Once considered a ‘fringe’ environmental idea, the rights of nature is now fast becoming mainstream, as countries including Ecuador, Bolivia, Colombia, Panama, Mexico, the USA, Canada, Spain, Uganda, India, Bangladesh, Aotearoa New Zealand and Australia recognise nature as a legal subject or living entity in law. In some jurisdictions, these rights apply to nature as a whole, but there is a growing movement centred on the rights of rivers as unique and identifiable natural entities. However, as the legal status of rivers changes, the question now becomes: what happens next? Although most litigation on the rights of nature has focused on whether the rights exist, there is growing case law on what the rights include and how they can be enforced, especially in jurisdictions such as Ecuador, where nature has had rights since 2008. In the case of rivers, this is further complicated by the intersection (or lack thereof) between the new legal rights and the existing water laws. Although many rivers are now recognised as legal persons and/or living entities, none of them has any legal rights to the water flowing between their banks, nor do any (as yet) play substantive roles in water management. The novelty of the ‘river persons’ has left courts unclear on how the substantive nature of these rights can be enforced, and the legislature has been content to create such rights in enduring and explicit isolation from water laws. For the ‘rights of rivers’ movement to achieve its transformative potential, attention must now be given to the challenge of ensuring these new rights can have force and effect.
About the Speaker:
Dr. Erin O’Donnell is a Senior Research Fellow and Senior Lecturer at the University of Melbourne Law School. Erin is a water law and policy expert, and she is recognized internationally for her research into the ground-breaking new field of legal rights for rivers. Her work explores the challenges and opportunities these new rights create for protecting the multiple social, cultural and natural values of rivers. Her work is informed by comparative analysis across Australia, Aotearoa New Zealand, the USA, Bangladesh, India, Colombia, and Chile. She has also worked for the World Bank, examining water markets and their role in water security and sustainable development. Since 2018, Erin has been a member of the Birrarung Council, the voice of the Yarra River in Melbourne.

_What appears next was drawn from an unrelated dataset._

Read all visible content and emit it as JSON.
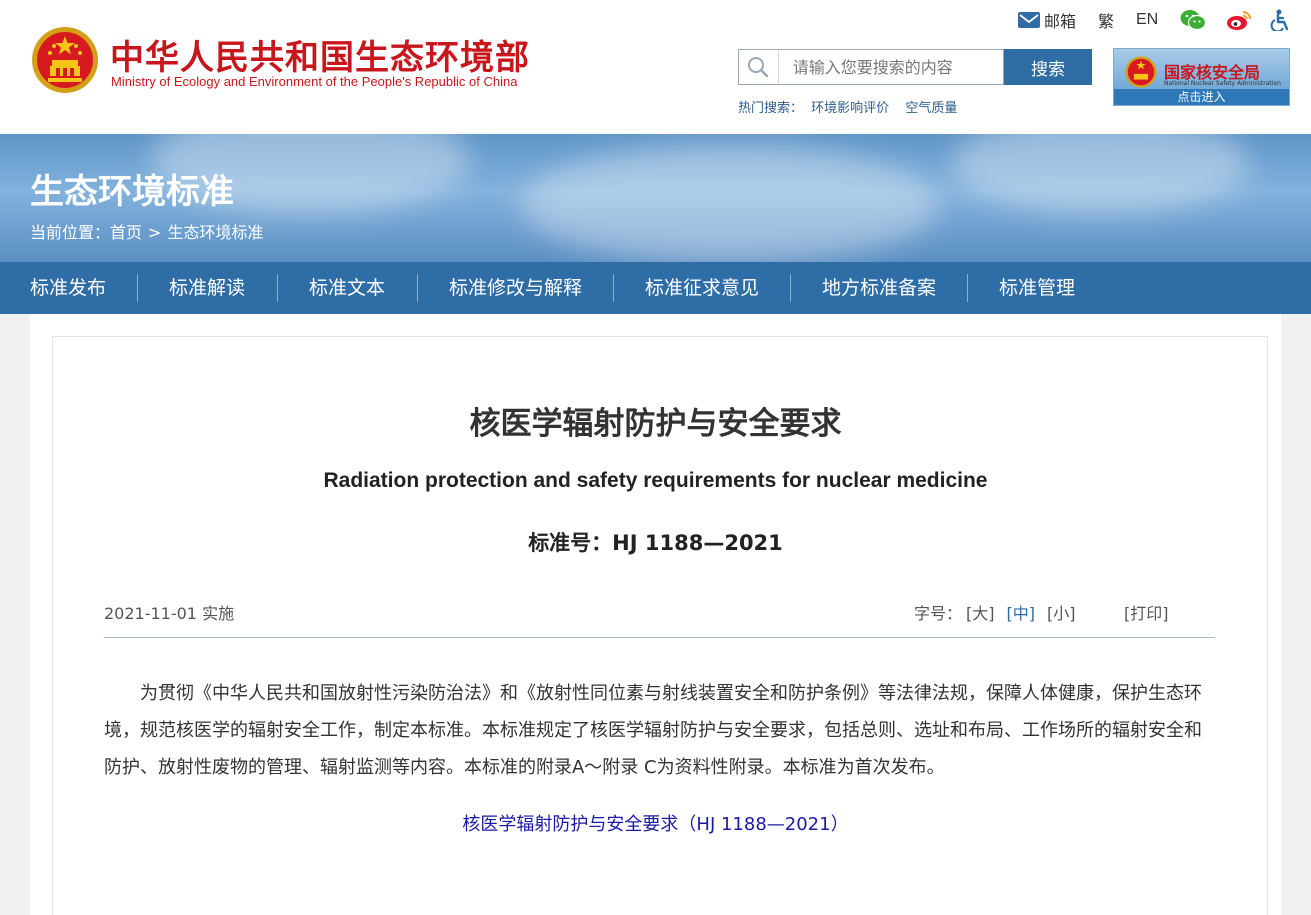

Erin works in partnership with Traditional Owners across Australia on a range of projects and in 2023, Erin will commence an ARC-funded research fellowship to explore the opportunity of treaty to address aqua nullius, increase Traditional Owner power and resources in water, and create more sustainable and legitimate settler state water laws.